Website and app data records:
<<<<
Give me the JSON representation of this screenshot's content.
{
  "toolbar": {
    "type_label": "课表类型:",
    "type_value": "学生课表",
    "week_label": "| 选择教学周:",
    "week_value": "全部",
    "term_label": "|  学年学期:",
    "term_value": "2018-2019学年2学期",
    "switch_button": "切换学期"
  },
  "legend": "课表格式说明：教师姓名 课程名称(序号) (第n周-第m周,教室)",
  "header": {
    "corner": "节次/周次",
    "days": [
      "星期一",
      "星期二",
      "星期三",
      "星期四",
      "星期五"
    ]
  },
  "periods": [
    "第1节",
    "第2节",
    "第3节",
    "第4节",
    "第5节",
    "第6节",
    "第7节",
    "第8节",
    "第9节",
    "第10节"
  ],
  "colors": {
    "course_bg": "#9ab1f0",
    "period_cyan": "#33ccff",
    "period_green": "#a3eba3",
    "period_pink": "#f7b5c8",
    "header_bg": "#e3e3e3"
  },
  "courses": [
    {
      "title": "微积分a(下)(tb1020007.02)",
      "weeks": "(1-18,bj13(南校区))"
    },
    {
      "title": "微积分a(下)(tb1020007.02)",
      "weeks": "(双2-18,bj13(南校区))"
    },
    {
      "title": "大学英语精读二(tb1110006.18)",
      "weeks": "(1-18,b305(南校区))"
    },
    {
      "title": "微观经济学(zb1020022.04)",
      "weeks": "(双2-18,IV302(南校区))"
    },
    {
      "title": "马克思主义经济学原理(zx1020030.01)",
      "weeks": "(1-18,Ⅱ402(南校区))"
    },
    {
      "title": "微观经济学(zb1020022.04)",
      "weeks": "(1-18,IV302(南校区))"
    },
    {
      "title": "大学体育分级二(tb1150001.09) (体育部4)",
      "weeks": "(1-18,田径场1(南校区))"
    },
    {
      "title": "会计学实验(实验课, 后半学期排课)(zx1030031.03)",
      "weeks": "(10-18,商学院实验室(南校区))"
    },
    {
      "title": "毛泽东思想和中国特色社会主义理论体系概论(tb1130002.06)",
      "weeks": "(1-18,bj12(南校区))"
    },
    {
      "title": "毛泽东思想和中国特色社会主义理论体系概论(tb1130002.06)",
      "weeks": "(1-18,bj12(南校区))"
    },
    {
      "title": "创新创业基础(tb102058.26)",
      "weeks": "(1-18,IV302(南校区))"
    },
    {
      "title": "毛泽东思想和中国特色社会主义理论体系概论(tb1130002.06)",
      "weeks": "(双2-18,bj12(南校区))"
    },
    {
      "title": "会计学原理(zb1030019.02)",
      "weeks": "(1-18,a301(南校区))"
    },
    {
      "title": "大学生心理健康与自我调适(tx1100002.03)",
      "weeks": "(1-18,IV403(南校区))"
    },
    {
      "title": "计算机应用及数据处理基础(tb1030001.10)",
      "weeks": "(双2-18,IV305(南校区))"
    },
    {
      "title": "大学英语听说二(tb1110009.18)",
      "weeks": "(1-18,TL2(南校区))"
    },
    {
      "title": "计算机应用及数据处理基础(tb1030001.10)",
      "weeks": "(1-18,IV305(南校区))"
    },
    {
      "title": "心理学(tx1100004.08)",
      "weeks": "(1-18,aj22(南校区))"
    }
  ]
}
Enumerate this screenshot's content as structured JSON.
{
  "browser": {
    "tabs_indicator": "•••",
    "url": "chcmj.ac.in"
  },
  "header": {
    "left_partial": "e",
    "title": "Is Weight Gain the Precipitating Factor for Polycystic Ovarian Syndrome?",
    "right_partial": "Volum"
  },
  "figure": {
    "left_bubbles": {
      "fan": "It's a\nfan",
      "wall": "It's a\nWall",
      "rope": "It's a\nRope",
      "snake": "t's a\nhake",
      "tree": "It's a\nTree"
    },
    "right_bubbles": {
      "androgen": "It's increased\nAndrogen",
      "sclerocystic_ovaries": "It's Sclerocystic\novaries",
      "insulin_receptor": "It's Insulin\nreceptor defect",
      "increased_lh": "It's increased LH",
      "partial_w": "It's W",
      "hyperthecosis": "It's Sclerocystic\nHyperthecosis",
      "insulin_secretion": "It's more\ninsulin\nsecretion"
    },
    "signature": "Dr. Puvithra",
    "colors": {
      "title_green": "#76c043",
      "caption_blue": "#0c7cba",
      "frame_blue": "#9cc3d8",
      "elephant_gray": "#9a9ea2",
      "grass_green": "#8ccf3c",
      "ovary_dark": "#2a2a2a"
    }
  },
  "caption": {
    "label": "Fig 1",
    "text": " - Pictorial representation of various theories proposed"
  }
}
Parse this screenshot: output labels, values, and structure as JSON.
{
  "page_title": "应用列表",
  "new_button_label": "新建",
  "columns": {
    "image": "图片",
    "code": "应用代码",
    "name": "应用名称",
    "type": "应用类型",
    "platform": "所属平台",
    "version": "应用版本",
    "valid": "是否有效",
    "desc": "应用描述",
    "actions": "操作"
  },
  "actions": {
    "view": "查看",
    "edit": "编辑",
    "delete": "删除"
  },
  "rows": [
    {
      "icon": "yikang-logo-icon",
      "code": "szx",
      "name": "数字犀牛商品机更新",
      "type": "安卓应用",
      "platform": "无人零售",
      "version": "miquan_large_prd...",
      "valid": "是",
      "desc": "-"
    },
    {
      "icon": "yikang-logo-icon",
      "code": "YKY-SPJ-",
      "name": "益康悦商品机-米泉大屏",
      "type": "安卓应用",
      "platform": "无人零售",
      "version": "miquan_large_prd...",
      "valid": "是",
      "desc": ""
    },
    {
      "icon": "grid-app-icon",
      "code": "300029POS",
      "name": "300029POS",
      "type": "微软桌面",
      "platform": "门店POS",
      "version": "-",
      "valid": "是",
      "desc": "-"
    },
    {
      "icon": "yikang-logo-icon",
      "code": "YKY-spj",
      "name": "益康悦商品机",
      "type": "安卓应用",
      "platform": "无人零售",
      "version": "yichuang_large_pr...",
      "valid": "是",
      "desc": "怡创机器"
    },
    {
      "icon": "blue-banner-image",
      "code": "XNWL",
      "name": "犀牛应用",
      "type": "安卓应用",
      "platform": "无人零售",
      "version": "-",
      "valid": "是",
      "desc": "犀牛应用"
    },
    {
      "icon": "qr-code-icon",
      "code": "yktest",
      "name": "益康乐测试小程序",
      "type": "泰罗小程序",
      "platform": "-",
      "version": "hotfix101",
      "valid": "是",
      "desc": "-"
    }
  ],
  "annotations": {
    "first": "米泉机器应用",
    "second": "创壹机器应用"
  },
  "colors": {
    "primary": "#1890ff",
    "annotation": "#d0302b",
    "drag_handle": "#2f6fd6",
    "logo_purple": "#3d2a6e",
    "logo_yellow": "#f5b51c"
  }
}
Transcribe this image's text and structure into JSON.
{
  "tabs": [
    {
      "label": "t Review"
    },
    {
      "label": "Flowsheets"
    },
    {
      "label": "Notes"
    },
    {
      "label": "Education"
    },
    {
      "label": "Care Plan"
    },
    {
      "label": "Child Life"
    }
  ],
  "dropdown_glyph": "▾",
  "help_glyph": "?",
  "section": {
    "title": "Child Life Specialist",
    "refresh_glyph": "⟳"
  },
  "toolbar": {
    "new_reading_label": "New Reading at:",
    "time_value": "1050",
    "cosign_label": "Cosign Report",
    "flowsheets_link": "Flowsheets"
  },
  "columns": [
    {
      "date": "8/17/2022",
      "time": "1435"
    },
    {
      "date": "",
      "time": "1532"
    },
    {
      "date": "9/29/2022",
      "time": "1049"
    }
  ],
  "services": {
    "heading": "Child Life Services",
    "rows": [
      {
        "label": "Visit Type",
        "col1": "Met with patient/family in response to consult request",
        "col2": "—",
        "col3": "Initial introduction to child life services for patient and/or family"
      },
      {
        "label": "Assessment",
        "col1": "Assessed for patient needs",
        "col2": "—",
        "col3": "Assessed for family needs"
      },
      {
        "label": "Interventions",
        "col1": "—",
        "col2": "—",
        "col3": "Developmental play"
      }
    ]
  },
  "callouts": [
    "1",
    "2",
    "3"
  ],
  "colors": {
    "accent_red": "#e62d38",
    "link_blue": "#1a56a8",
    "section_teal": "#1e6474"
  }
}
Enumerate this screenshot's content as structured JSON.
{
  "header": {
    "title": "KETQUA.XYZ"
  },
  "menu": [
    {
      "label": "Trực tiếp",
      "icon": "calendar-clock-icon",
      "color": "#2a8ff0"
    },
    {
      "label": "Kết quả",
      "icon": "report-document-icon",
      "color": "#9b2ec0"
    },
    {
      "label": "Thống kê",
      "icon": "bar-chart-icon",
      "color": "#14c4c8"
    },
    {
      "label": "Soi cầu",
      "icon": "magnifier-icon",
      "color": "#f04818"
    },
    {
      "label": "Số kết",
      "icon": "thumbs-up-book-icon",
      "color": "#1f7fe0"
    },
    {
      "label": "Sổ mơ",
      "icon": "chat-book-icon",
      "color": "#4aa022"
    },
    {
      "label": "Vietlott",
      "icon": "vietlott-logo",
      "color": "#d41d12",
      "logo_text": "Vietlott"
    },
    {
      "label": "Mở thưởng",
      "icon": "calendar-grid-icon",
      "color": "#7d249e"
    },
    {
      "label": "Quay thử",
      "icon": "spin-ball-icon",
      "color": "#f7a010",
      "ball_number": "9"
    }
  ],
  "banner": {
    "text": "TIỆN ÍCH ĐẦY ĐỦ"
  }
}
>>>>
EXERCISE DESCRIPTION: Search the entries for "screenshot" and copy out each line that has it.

WRITTEN SOLUTION:
Give me the JSON representation of this screenshot's content.
Enumerate this screenshot's content as structured JSON.
Parse this screenshot: output labels, values, and structure as JSON.
Enumerate this screenshot's content as structured JSON.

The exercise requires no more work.